Advocates of containment—the much-touted alternative to diplomacy or to preventive military action—often present it as a low-cost, low-risk policy option. They frequently gloss over the fact that to work, it must be backed up with a credible threat of force; that the costs of a nuclear deterrence failure in a proliferated Middle East may be measured in millions of lives lost; and that the likelihood of a nuclear deterrence failure is not trivial, given the propensity of an embattled, and increasingly insular and hard-line regime in Tehran, to miscalculate and overreach.

[See a collection of political cartoons on the turmoil in the Middle East.]

U.S. interests are best served by a diplomatic deal regarding Tehran's nuclear program, bolstered by a robust deterrent posture toward Iran.
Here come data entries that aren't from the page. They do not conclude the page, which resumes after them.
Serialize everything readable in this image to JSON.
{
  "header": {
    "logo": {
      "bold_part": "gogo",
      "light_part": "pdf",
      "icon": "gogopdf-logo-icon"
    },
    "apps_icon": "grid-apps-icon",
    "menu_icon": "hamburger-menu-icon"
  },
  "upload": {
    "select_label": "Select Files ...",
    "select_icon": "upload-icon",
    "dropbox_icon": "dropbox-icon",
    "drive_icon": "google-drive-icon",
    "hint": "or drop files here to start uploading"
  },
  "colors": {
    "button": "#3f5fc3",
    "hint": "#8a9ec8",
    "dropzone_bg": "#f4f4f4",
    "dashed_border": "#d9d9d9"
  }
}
Paradoxically, to succeed diplomatically and to deter, the United States needs to be ready to use force in response to further acts of terrorism by Iran, or to an attempt by Iran to build a bomb. For the threat of force to work, however, it has to be credible, and it has to dramatically alter Iran's risk calculus. Right now, neither condition is present. The United States ignores this state of affairs at its own, and its allies' peril.

Michael Eisenstadt

About Michael Eisenstadt Director of the Military and Security Studies Program at The Washington Institute for Near East Policy

Tags
Iran
nuclear weapons

Other Arguments

#1
209 Pts
Incite Change From Within Iran

No – Incite Change From Within Iran

Alireza Jafarzadeh Author of 'The Iran Threat: President Ahmadinejad and the Coming Nuclear Crisis'

#2
139 Pts
Let Opposition Groups Do the Hindering

No – Let Opposition Groups Do the Hindering

Raymond Tanter Founder of the Iran Policy Committee

#4
12 Pts
Military Action Might Be The Only Option With Iran

Yes – Military Action Might Be The Only Option With Iran

Jamie M. Fly Former Director for Counterproliferation Strategy at the National Security Council

#5
-3 Pts
Diplomacy Best Option in Dealing with Iran's Nuclear Aims

No – Diplomacy Best Option in Dealing with Iran's Nuclear Aims

Matthew Duss Director of Middle East Progress at the Center for American Progress

#6
-14 Pts
Learn the Lessons from Iraq

No – Learn the Lessons from Iraq

Justin Logan Director of Foreign Policy Studies at the Cato Institute

#7
-64 Pts
An Attack Would Only Strengthen Iran's Influence

No – An Attack Would Only Strengthen Iran's Influence

James Dobbins Director of the International Security and Defense Policy Center at the RAND Corporation

You Might Also Like


See More